## DATASET
[Start of section]

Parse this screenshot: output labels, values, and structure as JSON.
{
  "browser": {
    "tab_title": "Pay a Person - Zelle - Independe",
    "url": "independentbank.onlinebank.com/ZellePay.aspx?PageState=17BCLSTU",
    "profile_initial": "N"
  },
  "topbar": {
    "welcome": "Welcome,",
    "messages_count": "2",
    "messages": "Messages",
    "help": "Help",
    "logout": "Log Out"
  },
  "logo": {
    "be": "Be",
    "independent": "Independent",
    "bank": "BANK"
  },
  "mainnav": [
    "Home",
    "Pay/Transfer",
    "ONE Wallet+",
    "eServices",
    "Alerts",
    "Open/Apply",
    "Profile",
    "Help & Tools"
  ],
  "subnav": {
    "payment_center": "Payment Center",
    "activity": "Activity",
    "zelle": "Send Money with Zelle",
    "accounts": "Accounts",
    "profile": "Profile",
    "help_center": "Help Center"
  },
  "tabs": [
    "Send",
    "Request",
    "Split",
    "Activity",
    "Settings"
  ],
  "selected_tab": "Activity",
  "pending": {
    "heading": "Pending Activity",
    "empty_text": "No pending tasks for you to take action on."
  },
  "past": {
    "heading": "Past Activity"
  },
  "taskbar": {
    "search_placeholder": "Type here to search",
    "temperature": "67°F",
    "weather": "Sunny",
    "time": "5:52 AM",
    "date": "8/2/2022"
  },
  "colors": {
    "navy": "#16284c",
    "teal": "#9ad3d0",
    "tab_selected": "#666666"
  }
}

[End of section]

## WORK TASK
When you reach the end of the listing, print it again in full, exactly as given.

## WORKED SOLUTION
Parse this screenshot: output labels, values, and structure as JSON.
{
  "browser": {
    "tab_title": "Pay a Person - Zelle - Independe",
    "url": "independentbank.onlinebank.com/ZellePay.aspx?PageState=17BCLSTU",
    "profile_initial": "N"
  },
  "topbar": {
    "welcome": "Welcome,",
    "messages_count": "2",
    "messages": "Messages",
    "help": "Help",
    "logout": "Log Out"
  },
  "logo": {
    "be": "Be",
    "independent": "Independent",
    "bank": "BANK"
  },
  "mainnav": [
    "Home",
    "Pay/Transfer",
    "ONE Wallet+",
    "eServices",
    "Alerts",
    "Open/Apply",
    "Profile",
    "Help & Tools"
  ],
  "subnav": {
    "payment_center": "Payment Center",
    "activity": "Activity",
    "zelle": "Send Money with Zelle",
    "accounts": "Accounts",
    "profile": "Profile",
    "help_center": "Help Center"
  },
  "tabs": [
    "Send",
    "Request",
    "Split",
    "Activity",
    "Settings"
  ],
  "selected_tab": "Activity",
  "pending": {
    "heading": "Pending Activity",
    "empty_text": "No pending tasks for you to take action on."
  },
  "past": {
    "heading": "Past Activity"
  },
  "taskbar": {
    "search_placeholder": "Type here to search",
    "temperature": "67°F",
    "weather": "Sunny",
    "time": "5:52 AM",
    "date": "8/2/2022"
  },
  "colors": {
    "navy": "#16284c",
    "teal": "#9ad3d0",
    "tab_selected": "#666666"
  }
}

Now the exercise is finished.